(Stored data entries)
--- START ---

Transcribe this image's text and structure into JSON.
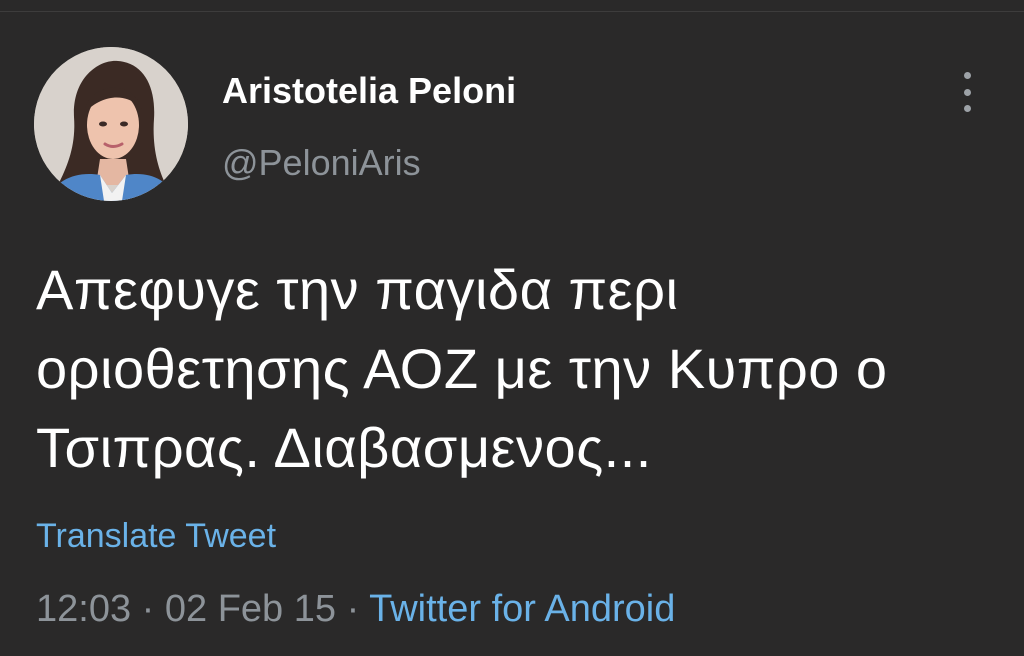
{
  "author": {
    "display_name": "Aristotelia Peloni",
    "handle": "@PeloniAris",
    "avatar_icon": "profile-photo"
  },
  "menu_icon": "more-vertical-icon",
  "tweet": {
    "lines": [
      "Απεφυγε την παγιδα περι",
      "οριοθετησης ΑΟΖ με την Κυπρο ο",
      "Τσιπρας. Διαβασμενος..."
    ]
  },
  "translate_label": "Translate Tweet",
  "meta": {
    "time": "12:03",
    "separator": " · ",
    "date": "02 Feb 15",
    "source": "Twitter for Android"
  },
  "colors": {
    "background": "#2a2929",
    "text": "#ffffff",
    "secondary_text": "#8d9399",
    "link": "#6ab2e8"
  }
}
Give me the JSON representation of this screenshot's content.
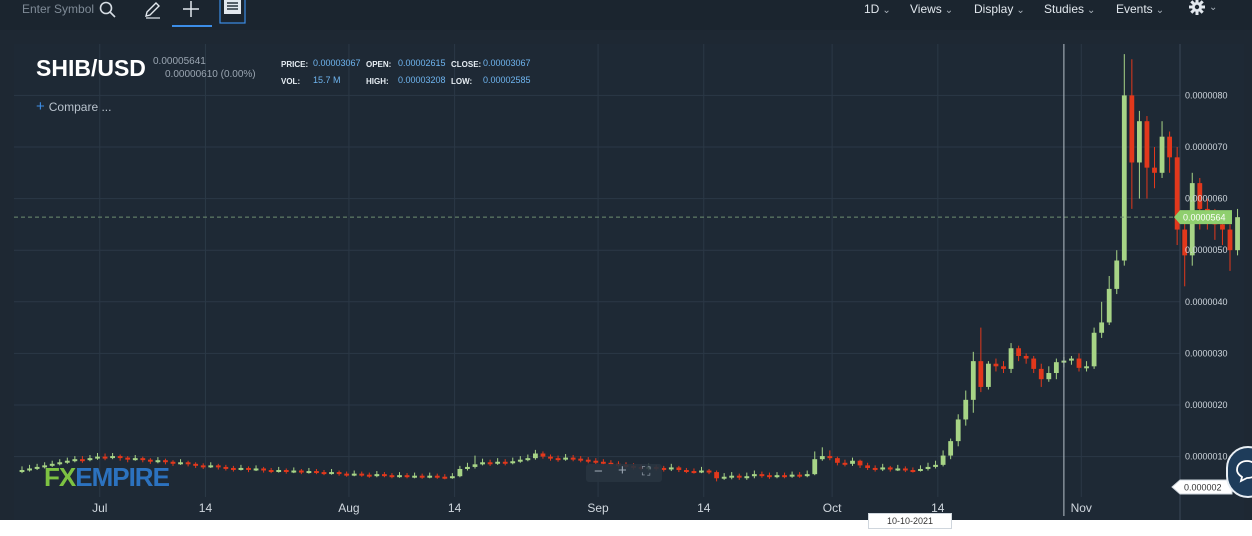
{
  "toolbar": {
    "search_placeholder": "Enter Symbol",
    "menus": [
      "1D",
      "Views",
      "Display",
      "Studies",
      "Events"
    ],
    "icons": [
      "search-icon",
      "pencil-icon",
      "crosshair-icon",
      "news-icon",
      "gear-icon"
    ]
  },
  "header": {
    "pair": "SHIB/USD",
    "last": "0.00005641",
    "change": "0.00000610 (0.00%)",
    "price_label": "PRICE:",
    "price": "0.00003067",
    "open_label": "OPEN:",
    "open": "0.00002615",
    "close_label": "CLOSE:",
    "close": "0.00003067",
    "vol_label": "VOL:",
    "vol": "15.7 M",
    "high_label": "HIGH:",
    "high": "0.00003208",
    "low_label": "LOW:",
    "low": "0.00002585",
    "compare": "Compare ..."
  },
  "branding": {
    "logo": "FXEMPIRE"
  },
  "crosshair": {
    "date": "10-10-2021"
  },
  "zoom_controls": [
    "−",
    "+",
    "⛶"
  ],
  "colors": {
    "up": "#a7d486",
    "down": "#e2381c",
    "background": "#1e2935",
    "grid": "#2b3846",
    "axis_text": "#d0d7de",
    "price_tag": "#8fcf6e"
  },
  "chart_data": {
    "type": "candlestick",
    "title": "SHIB/USD",
    "x_tick_labels": [
      "Jul",
      "14",
      "Aug",
      "14",
      "Sep",
      "14",
      "Oct",
      "14",
      "Nov"
    ],
    "y_tick_labels": [
      "0.0000080",
      "0.0000070",
      "0.0000060",
      "0.0000050",
      "0.0000040",
      "0.0000030",
      "0.0000020",
      "0.0000010"
    ],
    "current_price_label": "0.0000564",
    "low_price_label": "0.000002",
    "ylim": [
      2e-07,
      8.9e-06
    ],
    "current_price": 5.64e-06,
    "crosshair_index": 138,
    "candles": [
      [
        7.2e-07,
        7.4e-07,
        8.1e-07,
        6.8e-07
      ],
      [
        7.4e-07,
        7.7e-07,
        8.4e-07,
        7.1e-07
      ],
      [
        7.7e-07,
        8e-07,
        8.6e-07,
        7.4e-07
      ],
      [
        8e-07,
        8.3e-07,
        8.9e-07,
        7.7e-07
      ],
      [
        8.3e-07,
        8.6e-07,
        9.2e-07,
        8e-07
      ],
      [
        8.6e-07,
        8.9e-07,
        9.5e-07,
        8.3e-07
      ],
      [
        8.9e-07,
        9.2e-07,
        9.8e-07,
        8.6e-07
      ],
      [
        9.2e-07,
        9.5e-07,
        1.01e-06,
        8.9e-07
      ],
      [
        9.5e-07,
        9.4e-07,
        1.01e-06,
        8.8e-07
      ],
      [
        9.4e-07,
        9.7e-07,
        1.03e-06,
        9.1e-07
      ],
      [
        9.7e-07,
        1e-06,
        1.07e-06,
        9.4e-07
      ],
      [
        1e-06,
        9.9e-07,
        1.06e-06,
        9.3e-07
      ],
      [
        9.9e-07,
        1.01e-06,
        1.07e-06,
        9.5e-07
      ],
      [
        1.01e-06,
        9.8e-07,
        1.04e-06,
        9.2e-07
      ],
      [
        9.8e-07,
        9.5e-07,
        1.01e-06,
        8.9e-07
      ],
      [
        9.5e-07,
        9.7e-07,
        1.03e-06,
        9.2e-07
      ],
      [
        9.7e-07,
        9.4e-07,
        1e-06,
        8.9e-07
      ],
      [
        9.4e-07,
        9.1e-07,
        9.7e-07,
        8.6e-07
      ],
      [
        9.1e-07,
        9.3e-07,
        9.9e-07,
        8.7e-07
      ],
      [
        9.3e-07,
        9e-07,
        9.6e-07,
        8.5e-07
      ],
      [
        9e-07,
        8.7e-07,
        9.3e-07,
        8.2e-07
      ],
      [
        8.7e-07,
        8.9e-07,
        9.5e-07,
        8.4e-07
      ],
      [
        8.9e-07,
        8.6e-07,
        9.2e-07,
        8.1e-07
      ],
      [
        8.6e-07,
        8.3e-07,
        8.9e-07,
        7.8e-07
      ],
      [
        8.3e-07,
        8.1e-07,
        8.7e-07,
        7.6e-07
      ],
      [
        8.1e-07,
        8.3e-07,
        8.9e-07,
        7.8e-07
      ],
      [
        8.3e-07,
        8e-07,
        8.6e-07,
        7.5e-07
      ],
      [
        8e-07,
        7.8e-07,
        8.4e-07,
        7.3e-07
      ],
      [
        7.8e-07,
        7.6e-07,
        8.2e-07,
        7.1e-07
      ],
      [
        7.6e-07,
        7.8e-07,
        8.4e-07,
        7.3e-07
      ],
      [
        7.8e-07,
        7.5e-07,
        8.1e-07,
        7e-07
      ],
      [
        7.5e-07,
        7.7e-07,
        8.3e-07,
        7.2e-07
      ],
      [
        7.7e-07,
        7.4e-07,
        8e-07,
        6.9e-07
      ],
      [
        7.4e-07,
        7.2e-07,
        7.8e-07,
        6.8e-07
      ],
      [
        7.2e-07,
        7.4e-07,
        8e-07,
        6.9e-07
      ],
      [
        7.4e-07,
        7.1e-07,
        7.7e-07,
        6.7e-07
      ],
      [
        7.1e-07,
        7.3e-07,
        7.9e-07,
        6.8e-07
      ],
      [
        7.3e-07,
        7e-07,
        7.6e-07,
        6.6e-07
      ],
      [
        7e-07,
        7.2e-07,
        7.8e-07,
        6.7e-07
      ],
      [
        7.2e-07,
        7e-07,
        7.6e-07,
        6.6e-07
      ],
      [
        7e-07,
        6.8e-07,
        7.4e-07,
        6.4e-07
      ],
      [
        6.8e-07,
        7e-07,
        7.6e-07,
        6.5e-07
      ],
      [
        7e-07,
        6.7e-07,
        7.3e-07,
        6.3e-07
      ],
      [
        6.7e-07,
        6.5e-07,
        7.1e-07,
        6.1e-07
      ],
      [
        6.5e-07,
        6.7e-07,
        7.3e-07,
        6.2e-07
      ],
      [
        6.7e-07,
        6.5e-07,
        7.1e-07,
        6.1e-07
      ],
      [
        6.5e-07,
        6.3e-07,
        6.9e-07,
        5.9e-07
      ],
      [
        6.3e-07,
        6.6e-07,
        7.2e-07,
        6e-07
      ],
      [
        6.6e-07,
        6.4e-07,
        7e-07,
        6e-07
      ],
      [
        6.4e-07,
        6.2e-07,
        6.8e-07,
        5.8e-07
      ],
      [
        6.2e-07,
        6.4e-07,
        7e-07,
        5.9e-07
      ],
      [
        6.4e-07,
        6.2e-07,
        6.8e-07,
        5.8e-07
      ],
      [
        6.2e-07,
        6.3e-07,
        6.9e-07,
        5.8e-07
      ],
      [
        6.3e-07,
        6.1e-07,
        6.7e-07,
        5.7e-07
      ],
      [
        6.1e-07,
        6.3e-07,
        6.9e-07,
        5.8e-07
      ],
      [
        6.3e-07,
        6.1e-07,
        6.7e-07,
        5.7e-07
      ],
      [
        6.1e-07,
        6e-07,
        6.6e-07,
        5.6e-07
      ],
      [
        6e-07,
        6.2e-07,
        6.8e-07,
        5.7e-07
      ],
      [
        6.2e-07,
        7.6e-07,
        8.2e-07,
        6e-07
      ],
      [
        7.6e-07,
        8e-07,
        8.8e-07,
        7.3e-07
      ],
      [
        8e-07,
        8.5e-07,
        1.02e-06,
        7.7e-07
      ],
      [
        8.5e-07,
        8.9e-07,
        9.6e-07,
        8.3e-07
      ],
      [
        8.9e-07,
        8.7e-07,
        9.4e-07,
        8.2e-07
      ],
      [
        8.7e-07,
        9e-07,
        9.7e-07,
        8.4e-07
      ],
      [
        9e-07,
        8.8e-07,
        9.5e-07,
        8.3e-07
      ],
      [
        8.8e-07,
        9.1e-07,
        9.8e-07,
        8.5e-07
      ],
      [
        9.1e-07,
        9.4e-07,
        1.01e-06,
        8.8e-07
      ],
      [
        9.4e-07,
        9.7e-07,
        1.04e-06,
        9.1e-07
      ],
      [
        9.7e-07,
        1.06e-06,
        1.13e-06,
        9.4e-07
      ],
      [
        1.06e-06,
        1e-06,
        1.1e-06,
        9.6e-07
      ],
      [
        1e-06,
        9.7e-07,
        1.04e-06,
        9.2e-07
      ],
      [
        9.7e-07,
        9.5e-07,
        1.02e-06,
        9e-07
      ],
      [
        9.5e-07,
        9.8e-07,
        1.05e-06,
        9.2e-07
      ],
      [
        9.8e-07,
        9.6e-07,
        1.03e-06,
        9.1e-07
      ],
      [
        9.6e-07,
        9.4e-07,
        1.01e-06,
        8.9e-07
      ],
      [
        9.4e-07,
        9.2e-07,
        9.9e-07,
        8.7e-07
      ],
      [
        9.2e-07,
        9e-07,
        9.7e-07,
        8.5e-07
      ],
      [
        9e-07,
        8.8e-07,
        9.5e-07,
        8.3e-07
      ],
      [
        8.8e-07,
        8.6e-07,
        9.3e-07,
        8.1e-07
      ],
      [
        8.6e-07,
        8.4e-07,
        9.1e-07,
        7.9e-07
      ],
      [
        8.4e-07,
        8.2e-07,
        8.9e-07,
        7.7e-07
      ],
      [
        8.2e-07,
        8e-07,
        8.7e-07,
        7.5e-07
      ],
      [
        8e-07,
        7.8e-07,
        8.5e-07,
        7.3e-07
      ],
      [
        7.8e-07,
        8e-07,
        8.6e-07,
        7.3e-07
      ],
      [
        8e-07,
        7.8e-07,
        8.4e-07,
        7.3e-07
      ],
      [
        7.8e-07,
        7.6e-07,
        8.2e-07,
        7.1e-07
      ],
      [
        7.6e-07,
        7.9e-07,
        8.6e-07,
        7.2e-07
      ],
      [
        7.9e-07,
        7.4e-07,
        8.2e-07,
        7e-07
      ],
      [
        7.4e-07,
        7.2e-07,
        7.8e-07,
        6.8e-07
      ],
      [
        7.2e-07,
        7.1e-07,
        7.7e-07,
        6.7e-07
      ],
      [
        7.1e-07,
        7.3e-07,
        8e-07,
        6.8e-07
      ],
      [
        7.3e-07,
        7e-07,
        7.6e-07,
        6.6e-07
      ],
      [
        7e-07,
        5.8e-07,
        7.3e-07,
        5.2e-07
      ],
      [
        5.8e-07,
        6.1e-07,
        6.8e-07,
        5.5e-07
      ],
      [
        6.1e-07,
        6.3e-07,
        7e-07,
        5.6e-07
      ],
      [
        6.3e-07,
        6e-07,
        6.7e-07,
        5.5e-07
      ],
      [
        6e-07,
        6.2e-07,
        6.9e-07,
        5.5e-07
      ],
      [
        6.2e-07,
        6.6e-07,
        7.3e-07,
        5.8e-07
      ],
      [
        6.6e-07,
        6.4e-07,
        7.1e-07,
        5.9e-07
      ],
      [
        6.4e-07,
        6.2e-07,
        6.9e-07,
        5.7e-07
      ],
      [
        6.2e-07,
        6.4e-07,
        7e-07,
        5.8e-07
      ],
      [
        6.4e-07,
        6.3e-07,
        6.9e-07,
        5.8e-07
      ],
      [
        6.3e-07,
        6.5e-07,
        7.1e-07,
        5.9e-07
      ],
      [
        6.5e-07,
        6.4e-07,
        7e-07,
        5.9e-07
      ],
      [
        6.4e-07,
        6.6e-07,
        7.3e-07,
        6e-07
      ],
      [
        6.6e-07,
        9.5e-07,
        1.1e-06,
        6.4e-07
      ],
      [
        9.5e-07,
        1.01e-06,
        1.18e-06,
        9.2e-07
      ],
      [
        1.01e-06,
        9.7e-07,
        1.12e-06,
        9.3e-07
      ],
      [
        9.7e-07,
        8.8e-07,
        1e-06,
        8.3e-07
      ],
      [
        8.8e-07,
        8.6e-07,
        9.4e-07,
        8.1e-07
      ],
      [
        8.6e-07,
        9.2e-07,
        9.8e-07,
        8.2e-07
      ],
      [
        9.2e-07,
        8.3e-07,
        9.4e-07,
        7.8e-07
      ],
      [
        8.3e-07,
        7.8e-07,
        8.8e-07,
        7.4e-07
      ],
      [
        7.8e-07,
        7.5e-07,
        8.3e-07,
        7.1e-07
      ],
      [
        7.5e-07,
        7.9e-07,
        8.6e-07,
        7.2e-07
      ],
      [
        7.9e-07,
        7.5e-07,
        8.2e-07,
        7.1e-07
      ],
      [
        7.5e-07,
        7.7e-07,
        8.4e-07,
        7.2e-07
      ],
      [
        7.7e-07,
        7.4e-07,
        8.1e-07,
        7e-07
      ],
      [
        7.4e-07,
        7.3e-07,
        7.9e-07,
        6.9e-07
      ],
      [
        7.3e-07,
        7.6e-07,
        8.3e-07,
        7.1e-07
      ],
      [
        7.6e-07,
        8e-07,
        8.8e-07,
        7.3e-07
      ],
      [
        8e-07,
        8.4e-07,
        9.2e-07,
        7.7e-07
      ],
      [
        8.4e-07,
        1.02e-06,
        1.12e-06,
        8.1e-07
      ],
      [
        1.02e-06,
        1.3e-06,
        1.35e-06,
        9.5e-07
      ],
      [
        1.3e-06,
        1.72e-06,
        1.82e-06,
        1.2e-06
      ],
      [
        1.72e-06,
        2.1e-06,
        2.28e-06,
        1.6e-06
      ],
      [
        2.1e-06,
        2.85e-06,
        3.03e-06,
        1.85e-06
      ],
      [
        2.85e-06,
        2.35e-06,
        3.5e-06,
        2.25e-06
      ],
      [
        2.35e-06,
        2.8e-06,
        2.85e-06,
        2.3e-06
      ],
      [
        2.8e-06,
        2.75e-06,
        2.9e-06,
        2.65e-06
      ],
      [
        2.75e-06,
        2.7e-06,
        2.85e-06,
        2.62e-06
      ],
      [
        2.7e-06,
        3.1e-06,
        3.2e-06,
        2.62e-06
      ],
      [
        3.1e-06,
        2.95e-06,
        3.15e-06,
        2.85e-06
      ],
      [
        2.95e-06,
        2.9e-06,
        3e-06,
        2.8e-06
      ],
      [
        2.9e-06,
        2.7e-06,
        2.95e-06,
        2.62e-06
      ],
      [
        2.7e-06,
        2.5e-06,
        2.8e-06,
        2.35e-06
      ],
      [
        2.5e-06,
        2.62e-06,
        2.75e-06,
        2.45e-06
      ],
      [
        2.62e-06,
        2.83e-06,
        2.9e-06,
        2.5e-06
      ],
      [
        2.83e-06,
        2.86e-06,
        2.93e-06,
        2.73e-06
      ],
      [
        2.86e-06,
        2.9e-06,
        2.95e-06,
        2.78e-06
      ],
      [
        2.9e-06,
        2.72e-06,
        3e-06,
        2.65e-06
      ],
      [
        2.72e-06,
        2.75e-06,
        2.85e-06,
        2.65e-06
      ],
      [
        2.75e-06,
        3.4e-06,
        3.5e-06,
        2.7e-06
      ],
      [
        3.4e-06,
        3.6e-06,
        4e-06,
        3.3e-06
      ],
      [
        3.6e-06,
        4.25e-06,
        4.5e-06,
        3.55e-06
      ],
      [
        4.25e-06,
        4.8e-06,
        5e-06,
        4.15e-06
      ],
      [
        4.8e-06,
        8e-06,
        8.8e-06,
        4.7e-06
      ],
      [
        8e-06,
        6.7e-06,
        8.7e-06,
        5.8e-06
      ],
      [
        6.7e-06,
        7.5e-06,
        7.7e-06,
        6e-06
      ],
      [
        7.5e-06,
        6.6e-06,
        7.6e-06,
        6e-06
      ],
      [
        6.6e-06,
        6.5e-06,
        7e-06,
        6.2e-06
      ],
      [
        6.5e-06,
        7.2e-06,
        7.5e-06,
        6.4e-06
      ],
      [
        7.2e-06,
        6.8e-06,
        7.3e-06,
        6.5e-06
      ],
      [
        6.8e-06,
        5.4e-06,
        7e-06,
        5.1e-06
      ],
      [
        5.4e-06,
        4.9e-06,
        5.6e-06,
        4.3e-06
      ],
      [
        4.9e-06,
        6.3e-06,
        6.5e-06,
        4.7e-06
      ],
      [
        6.3e-06,
        5.8e-06,
        6.4e-06,
        5.4e-06
      ],
      [
        5.8e-06,
        5.7e-06,
        6e-06,
        5.4e-06
      ],
      [
        5.7e-06,
        5.5e-06,
        5.8e-06,
        5.2e-06
      ],
      [
        5.5e-06,
        5.4e-06,
        5.6e-06,
        5.1e-06
      ],
      [
        5.4e-06,
        5e-06,
        5.5e-06,
        4.6e-06
      ],
      [
        5e-06,
        5.64e-06,
        5.8e-06,
        4.9e-06
      ]
    ]
  }
}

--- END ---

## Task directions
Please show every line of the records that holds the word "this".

## Result of the task
Transcribe this image's text and structure into JSON.
Give me the JSON representation of this screenshot's content.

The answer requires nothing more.